Even landlords will see the need to upgrade their properties. In 2005, the study says inflation-adjusted spending on improvements and maintenance per rental unit averaged almost 35 percent below its peak levels spent in the late-1980s.
The report also addresses how the age of America’s housing, rising energy prices and ownership demographics will continue to propel the remodeling industry up 44 percent by 2015.
- About one-third of the nation’s owner-occupied homes is at least 45 years old and another one-third is between 25 and 45 years old.
- Owners of older homes will have to address rising energy costs. For example, homes built in the Northeast since 1990 use about 30 percent less energy per square foot on average than those built before 1970. Regardless of a home’s age, more homeowners put energy efficiency on the top of their concerns.
- The growth in senior, minority and nonfamily households will make up the fastest-growing segments of homeowners. All these groups tend to hire professional contractors rather than do it themselves.
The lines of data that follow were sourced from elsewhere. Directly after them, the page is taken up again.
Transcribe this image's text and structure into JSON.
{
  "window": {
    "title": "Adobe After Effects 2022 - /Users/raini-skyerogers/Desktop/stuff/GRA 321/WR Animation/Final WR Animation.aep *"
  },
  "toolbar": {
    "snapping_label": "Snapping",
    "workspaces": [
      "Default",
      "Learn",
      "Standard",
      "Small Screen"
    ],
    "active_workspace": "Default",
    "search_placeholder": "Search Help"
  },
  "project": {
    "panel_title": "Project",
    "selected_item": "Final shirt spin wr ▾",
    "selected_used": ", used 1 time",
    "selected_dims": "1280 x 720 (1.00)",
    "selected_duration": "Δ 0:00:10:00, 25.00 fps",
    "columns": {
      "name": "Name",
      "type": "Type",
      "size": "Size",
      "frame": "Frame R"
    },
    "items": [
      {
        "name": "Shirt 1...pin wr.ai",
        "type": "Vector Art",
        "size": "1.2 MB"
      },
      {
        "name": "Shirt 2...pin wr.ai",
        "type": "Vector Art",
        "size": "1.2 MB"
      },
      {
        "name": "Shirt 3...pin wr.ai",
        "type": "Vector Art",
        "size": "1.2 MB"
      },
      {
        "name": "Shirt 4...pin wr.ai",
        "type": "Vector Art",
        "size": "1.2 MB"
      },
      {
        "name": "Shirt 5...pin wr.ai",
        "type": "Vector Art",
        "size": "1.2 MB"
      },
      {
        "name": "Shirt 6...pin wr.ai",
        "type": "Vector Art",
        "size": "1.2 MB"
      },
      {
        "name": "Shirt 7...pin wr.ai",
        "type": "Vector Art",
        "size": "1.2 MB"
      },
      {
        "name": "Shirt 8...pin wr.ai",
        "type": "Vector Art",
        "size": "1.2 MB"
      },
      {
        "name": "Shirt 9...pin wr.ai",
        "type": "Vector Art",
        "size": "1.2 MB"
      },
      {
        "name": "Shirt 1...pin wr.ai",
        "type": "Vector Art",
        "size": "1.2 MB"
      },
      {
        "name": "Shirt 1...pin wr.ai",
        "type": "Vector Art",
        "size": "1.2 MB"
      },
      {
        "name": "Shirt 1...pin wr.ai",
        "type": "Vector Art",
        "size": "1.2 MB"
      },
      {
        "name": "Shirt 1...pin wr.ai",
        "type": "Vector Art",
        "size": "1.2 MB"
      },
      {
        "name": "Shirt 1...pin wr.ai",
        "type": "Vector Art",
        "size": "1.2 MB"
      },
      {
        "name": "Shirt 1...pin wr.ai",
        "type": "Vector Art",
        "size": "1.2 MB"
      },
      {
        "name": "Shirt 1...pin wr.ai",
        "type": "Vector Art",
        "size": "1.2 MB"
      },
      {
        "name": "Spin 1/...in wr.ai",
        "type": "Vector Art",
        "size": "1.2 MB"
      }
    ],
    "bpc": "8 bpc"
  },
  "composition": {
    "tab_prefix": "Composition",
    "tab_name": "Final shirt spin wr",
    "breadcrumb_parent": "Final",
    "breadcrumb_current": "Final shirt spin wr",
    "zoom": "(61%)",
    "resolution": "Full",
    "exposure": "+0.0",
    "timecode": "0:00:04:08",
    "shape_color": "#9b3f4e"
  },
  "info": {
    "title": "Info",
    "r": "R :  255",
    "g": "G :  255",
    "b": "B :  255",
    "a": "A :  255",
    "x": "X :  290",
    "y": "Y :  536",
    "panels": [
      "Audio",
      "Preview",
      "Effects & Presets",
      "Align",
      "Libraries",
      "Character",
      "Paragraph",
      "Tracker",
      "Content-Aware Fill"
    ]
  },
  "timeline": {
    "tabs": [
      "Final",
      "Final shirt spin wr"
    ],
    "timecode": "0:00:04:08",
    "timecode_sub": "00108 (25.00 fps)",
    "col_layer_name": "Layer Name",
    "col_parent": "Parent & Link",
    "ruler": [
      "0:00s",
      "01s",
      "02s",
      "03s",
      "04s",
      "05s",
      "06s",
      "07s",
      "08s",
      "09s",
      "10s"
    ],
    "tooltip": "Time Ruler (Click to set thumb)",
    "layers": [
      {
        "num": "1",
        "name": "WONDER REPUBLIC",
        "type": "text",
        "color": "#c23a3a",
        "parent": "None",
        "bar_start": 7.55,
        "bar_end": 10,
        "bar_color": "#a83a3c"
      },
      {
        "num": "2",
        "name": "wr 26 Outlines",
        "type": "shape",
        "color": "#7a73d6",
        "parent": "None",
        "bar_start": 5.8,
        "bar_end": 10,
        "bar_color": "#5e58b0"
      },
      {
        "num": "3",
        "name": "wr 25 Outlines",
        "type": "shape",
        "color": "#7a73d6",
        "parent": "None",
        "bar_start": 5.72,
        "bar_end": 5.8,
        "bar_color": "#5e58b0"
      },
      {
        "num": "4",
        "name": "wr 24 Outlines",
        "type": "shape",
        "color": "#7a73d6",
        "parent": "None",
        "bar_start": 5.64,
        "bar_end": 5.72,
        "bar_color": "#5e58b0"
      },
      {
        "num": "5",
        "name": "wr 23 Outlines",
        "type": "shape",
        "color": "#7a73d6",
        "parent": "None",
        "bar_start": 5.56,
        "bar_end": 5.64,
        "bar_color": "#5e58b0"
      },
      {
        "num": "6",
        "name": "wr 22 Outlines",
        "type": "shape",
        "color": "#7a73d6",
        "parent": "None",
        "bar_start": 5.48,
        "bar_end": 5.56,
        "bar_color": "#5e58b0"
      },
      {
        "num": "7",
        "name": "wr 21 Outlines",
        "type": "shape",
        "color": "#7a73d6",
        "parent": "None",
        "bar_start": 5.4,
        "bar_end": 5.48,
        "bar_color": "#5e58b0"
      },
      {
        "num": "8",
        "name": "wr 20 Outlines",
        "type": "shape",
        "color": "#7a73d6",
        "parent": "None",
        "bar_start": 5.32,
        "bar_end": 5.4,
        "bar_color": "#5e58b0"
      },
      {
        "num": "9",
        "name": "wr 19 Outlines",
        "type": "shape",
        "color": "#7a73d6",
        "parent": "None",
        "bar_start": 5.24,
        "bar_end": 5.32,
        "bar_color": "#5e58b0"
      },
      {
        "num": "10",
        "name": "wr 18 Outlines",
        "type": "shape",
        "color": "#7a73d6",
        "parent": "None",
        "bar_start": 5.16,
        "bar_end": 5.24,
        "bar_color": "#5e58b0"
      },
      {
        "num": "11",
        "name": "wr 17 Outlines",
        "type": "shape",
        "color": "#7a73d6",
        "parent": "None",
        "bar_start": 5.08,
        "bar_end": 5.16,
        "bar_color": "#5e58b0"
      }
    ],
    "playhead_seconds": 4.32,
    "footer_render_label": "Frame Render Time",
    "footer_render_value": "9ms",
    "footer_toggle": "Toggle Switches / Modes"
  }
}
This reflects the fact these groups are more likely to replace equipment and to live in urban areas.
Full-scale remodeling of kitchens and baths certainly isn’t going away, just taking a breather from the strong pace that saw the remodeling market double in 10 years, reaching a high of $280 billion in 2005.
“As the housing market correction has progressed,” the report states, “many potential remodeling projects, like many potential home purchases, are being deferred until local home prices hit bottom.”
Housing prices continued to fall in some housing markets around the nation, according to a government agency report released last month covering price changes during the fourth quarter of 2006, but overall showed modest growth.
Nationally, home prices rose 5.9 percent, compared to the fourth quarter of 2005, according to the Office of Federal Housing Enterprise Oversight, and 1.1 percent from the third quarter of 2006. However, year-over-year price increases were the lowest recorded since 1999.
“House price appreciation is, for now, more in line with historical norms,” said James Lockhart, OFHEO director, in a statement.